Last year Wafford’s brother Toot, the youngest, slimmest, and most agile of the turtles, demonstrated the game for an audience at OMSI (Oregon Museum of Science and Industry). In that case, we tied the string to the ceiling struts. That works, too, and without holes in the museum.

As our lab no longer has an open doorway, but rather a temporary door to separate the room from the cooler part of the building, the new game is to try to hit a balloon attached to the moving ceiling fan. That wild balloon, careening every which way as soon as it’s hit, is almost as likely to bounce back and hit the turtle—or me—as for the turtle to connect with it. The fan, even on the low setting, is faster than most fans, and the game is much more difficult. (However, you may try this at home.)

In a later post, we’ll show other lab photos of what we can only term turtle play, including Wafford’s father’s self-powered ride on a low cart, and introduce you to Pigface, a Nile soft-shelled turtle, whose water play with a ball has been documented by Gordon M. Burkhardt of the University of Tennessee at Knoxville. 

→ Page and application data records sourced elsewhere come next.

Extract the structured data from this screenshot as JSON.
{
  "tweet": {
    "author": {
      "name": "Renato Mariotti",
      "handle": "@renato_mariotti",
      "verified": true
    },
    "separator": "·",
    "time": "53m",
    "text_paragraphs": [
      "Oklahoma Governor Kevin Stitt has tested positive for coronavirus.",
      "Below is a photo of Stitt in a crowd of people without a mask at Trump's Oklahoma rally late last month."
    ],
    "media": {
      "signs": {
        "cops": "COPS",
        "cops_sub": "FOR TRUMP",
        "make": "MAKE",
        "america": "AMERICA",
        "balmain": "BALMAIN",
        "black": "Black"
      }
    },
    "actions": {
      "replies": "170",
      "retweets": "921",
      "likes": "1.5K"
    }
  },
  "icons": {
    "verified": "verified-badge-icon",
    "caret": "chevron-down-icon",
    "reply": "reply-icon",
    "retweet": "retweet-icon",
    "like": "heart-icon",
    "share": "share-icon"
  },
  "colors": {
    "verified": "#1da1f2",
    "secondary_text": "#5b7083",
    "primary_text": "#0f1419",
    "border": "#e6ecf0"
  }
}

Note: “Turtle” equals “chelonian” as the most general word for all of the shelled reptiles, as well, at a more specific level, for aquatic turtles, semiaquatic turtles, and sea turtles. “Tortoise” is used for the turtle species adapted to arid conditions.